* **WHAT IS REQUIRED**
Without any images, output the records below verbatim.

* **DATA EXTRACT**
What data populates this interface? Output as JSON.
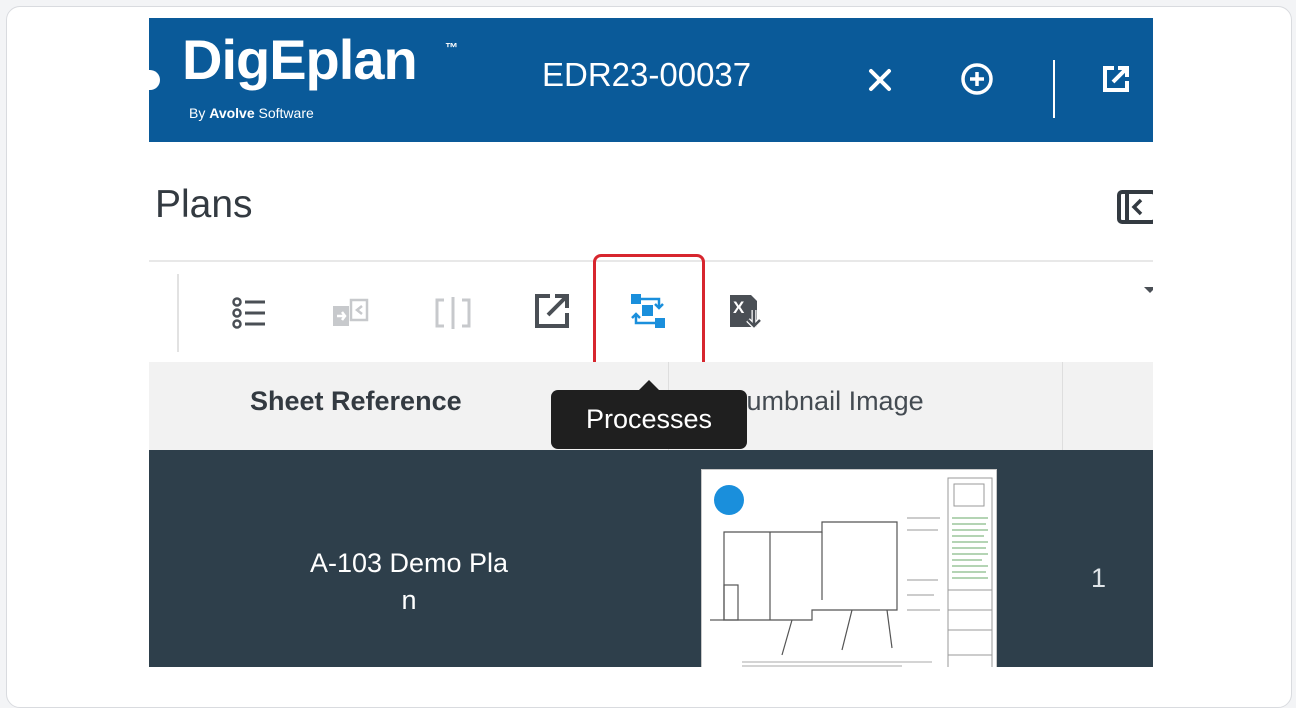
{
  "app": {
    "logo_name": "DigEplan",
    "logo_tm": "™",
    "logo_by_prefix": "By ",
    "logo_by_brand": "Avolve",
    "logo_by_suffix": " Software",
    "record_id": "EDR23-00037"
  },
  "page": {
    "title": "Plans"
  },
  "toolbar": {
    "icons": [
      "list-icon",
      "compare-icon",
      "split-view-icon",
      "open-external-icon",
      "processes-icon",
      "excel-export-icon"
    ],
    "highlighted": "processes-icon"
  },
  "tooltip": {
    "text": "Processes"
  },
  "table": {
    "columns": [
      {
        "label": "Sheet Reference"
      },
      {
        "label": "Thumbnail Image"
      }
    ],
    "rows": [
      {
        "sheet_ref_line1": "A-103 Demo Pla",
        "sheet_ref_line2": "n",
        "count": "1"
      }
    ]
  },
  "colors": {
    "header_bg": "#0a5a99",
    "row_bg": "#2e3f4b",
    "highlight": "#d7262e",
    "accent": "#1a8fdc"
  }
}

* **EXPECTED OUTPUT**
What data populates this interface? Output as JSON.
{
  "app": {
    "logo_name": "DigEplan",
    "logo_tm": "™",
    "logo_by_prefix": "By ",
    "logo_by_brand": "Avolve",
    "logo_by_suffix": " Software",
    "record_id": "EDR23-00037"
  },
  "page": {
    "title": "Plans"
  },
  "toolbar": {
    "icons": [
      "list-icon",
      "compare-icon",
      "split-view-icon",
      "open-external-icon",
      "processes-icon",
      "excel-export-icon"
    ],
    "highlighted": "processes-icon"
  },
  "tooltip": {
    "text": "Processes"
  },
  "table": {
    "columns": [
      {
        "label": "Sheet Reference"
      },
      {
        "label": "Thumbnail Image"
      }
    ],
    "rows": [
      {
        "sheet_ref_line1": "A-103 Demo Pla",
        "sheet_ref_line2": "n",
        "count": "1"
      }
    ]
  },
  "colors": {
    "header_bg": "#0a5a99",
    "row_bg": "#2e3f4b",
    "highlight": "#d7262e",
    "accent": "#1a8fdc"
  }
}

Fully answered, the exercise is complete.